▸ **TASK DESCRIPTION**
Exclude all pictures, then restate the entries below word for word.

▸ **DATA FOR THIS TASK**
▬▬▬▬▬▬▬▬▬▬

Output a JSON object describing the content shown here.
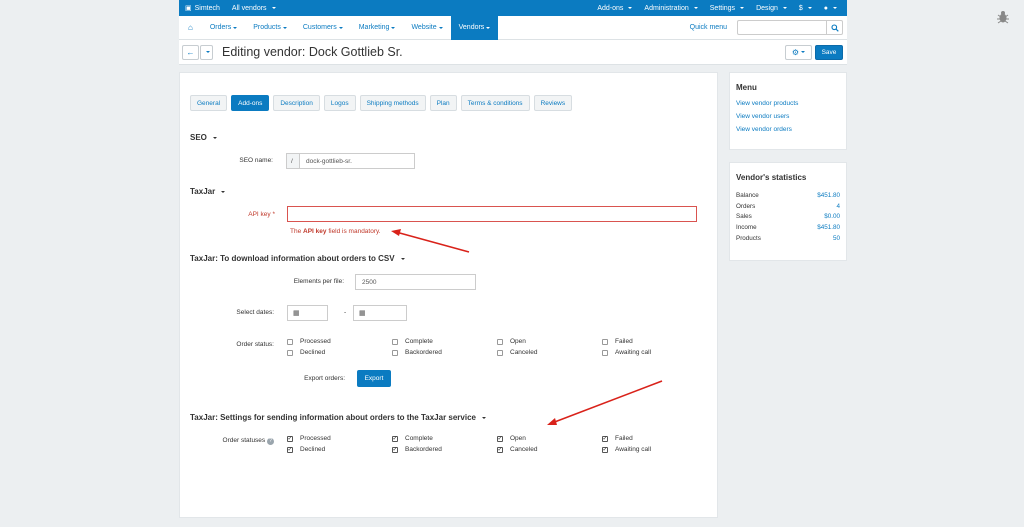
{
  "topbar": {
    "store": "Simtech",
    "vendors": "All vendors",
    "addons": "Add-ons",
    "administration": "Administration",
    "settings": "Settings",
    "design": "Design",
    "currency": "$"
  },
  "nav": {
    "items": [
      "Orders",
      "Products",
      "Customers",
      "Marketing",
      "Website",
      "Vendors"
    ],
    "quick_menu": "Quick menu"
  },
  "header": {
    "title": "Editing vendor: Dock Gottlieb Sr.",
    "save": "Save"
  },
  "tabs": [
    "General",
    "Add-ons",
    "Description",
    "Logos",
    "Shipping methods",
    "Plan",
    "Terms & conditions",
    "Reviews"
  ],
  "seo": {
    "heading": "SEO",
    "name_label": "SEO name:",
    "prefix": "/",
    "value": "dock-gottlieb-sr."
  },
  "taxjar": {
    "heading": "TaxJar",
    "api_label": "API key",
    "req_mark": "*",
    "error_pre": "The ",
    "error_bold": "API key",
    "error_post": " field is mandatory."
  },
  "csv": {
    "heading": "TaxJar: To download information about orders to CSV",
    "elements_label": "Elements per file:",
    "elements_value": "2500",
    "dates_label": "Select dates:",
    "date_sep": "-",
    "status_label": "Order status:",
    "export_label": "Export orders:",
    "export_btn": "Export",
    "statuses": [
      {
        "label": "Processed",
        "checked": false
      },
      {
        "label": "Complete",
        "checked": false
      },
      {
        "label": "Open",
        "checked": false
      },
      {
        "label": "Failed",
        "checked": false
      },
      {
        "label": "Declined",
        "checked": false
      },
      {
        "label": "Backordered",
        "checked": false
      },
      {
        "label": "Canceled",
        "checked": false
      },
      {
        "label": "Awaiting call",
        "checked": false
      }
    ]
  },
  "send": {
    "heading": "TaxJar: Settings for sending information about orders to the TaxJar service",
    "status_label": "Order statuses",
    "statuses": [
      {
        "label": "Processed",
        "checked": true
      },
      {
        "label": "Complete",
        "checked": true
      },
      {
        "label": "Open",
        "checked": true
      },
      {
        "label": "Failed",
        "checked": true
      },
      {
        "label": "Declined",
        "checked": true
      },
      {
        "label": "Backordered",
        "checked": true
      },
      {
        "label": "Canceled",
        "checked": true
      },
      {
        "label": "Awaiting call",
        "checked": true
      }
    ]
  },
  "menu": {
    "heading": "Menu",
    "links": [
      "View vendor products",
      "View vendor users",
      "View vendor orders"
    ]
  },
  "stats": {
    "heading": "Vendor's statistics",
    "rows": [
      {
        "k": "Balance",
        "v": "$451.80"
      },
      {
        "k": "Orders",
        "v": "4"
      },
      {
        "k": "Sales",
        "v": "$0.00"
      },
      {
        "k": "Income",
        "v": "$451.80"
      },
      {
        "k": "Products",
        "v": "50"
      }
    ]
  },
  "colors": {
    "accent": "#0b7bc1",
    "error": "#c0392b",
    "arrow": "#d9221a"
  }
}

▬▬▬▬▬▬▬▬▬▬

▸ **RESPONSE FOR THIS EXERCISE**
Output a JSON object describing the content shown here.
{
  "topbar": {
    "store": "Simtech",
    "vendors": "All vendors",
    "addons": "Add-ons",
    "administration": "Administration",
    "settings": "Settings",
    "design": "Design",
    "currency": "$"
  },
  "nav": {
    "items": [
      "Orders",
      "Products",
      "Customers",
      "Marketing",
      "Website",
      "Vendors"
    ],
    "quick_menu": "Quick menu"
  },
  "header": {
    "title": "Editing vendor: Dock Gottlieb Sr.",
    "save": "Save"
  },
  "tabs": [
    "General",
    "Add-ons",
    "Description",
    "Logos",
    "Shipping methods",
    "Plan",
    "Terms & conditions",
    "Reviews"
  ],
  "seo": {
    "heading": "SEO",
    "name_label": "SEO name:",
    "prefix": "/",
    "value": "dock-gottlieb-sr."
  },
  "taxjar": {
    "heading": "TaxJar",
    "api_label": "API key",
    "req_mark": "*",
    "error_pre": "The ",
    "error_bold": "API key",
    "error_post": " field is mandatory."
  },
  "csv": {
    "heading": "TaxJar: To download information about orders to CSV",
    "elements_label": "Elements per file:",
    "elements_value": "2500",
    "dates_label": "Select dates:",
    "date_sep": "-",
    "status_label": "Order status:",
    "export_label": "Export orders:",
    "export_btn": "Export",
    "statuses": [
      {
        "label": "Processed",
        "checked": false
      },
      {
        "label": "Complete",
        "checked": false
      },
      {
        "label": "Open",
        "checked": false
      },
      {
        "label": "Failed",
        "checked": false
      },
      {
        "label": "Declined",
        "checked": false
      },
      {
        "label": "Backordered",
        "checked": false
      },
      {
        "label": "Canceled",
        "checked": false
      },
      {
        "label": "Awaiting call",
        "checked": false
      }
    ]
  },
  "send": {
    "heading": "TaxJar: Settings for sending information about orders to the TaxJar service",
    "status_label": "Order statuses",
    "statuses": [
      {
        "label": "Processed",
        "checked": true
      },
      {
        "label": "Complete",
        "checked": true
      },
      {
        "label": "Open",
        "checked": true
      },
      {
        "label": "Failed",
        "checked": true
      },
      {
        "label": "Declined",
        "checked": true
      },
      {
        "label": "Backordered",
        "checked": true
      },
      {
        "label": "Canceled",
        "checked": true
      },
      {
        "label": "Awaiting call",
        "checked": true
      }
    ]
  },
  "menu": {
    "heading": "Menu",
    "links": [
      "View vendor products",
      "View vendor users",
      "View vendor orders"
    ]
  },
  "stats": {
    "heading": "Vendor's statistics",
    "rows": [
      {
        "k": "Balance",
        "v": "$451.80"
      },
      {
        "k": "Orders",
        "v": "4"
      },
      {
        "k": "Sales",
        "v": "$0.00"
      },
      {
        "k": "Income",
        "v": "$451.80"
      },
      {
        "k": "Products",
        "v": "50"
      }
    ]
  },
  "colors": {
    "accent": "#0b7bc1",
    "error": "#c0392b",
    "arrow": "#d9221a"
  }
}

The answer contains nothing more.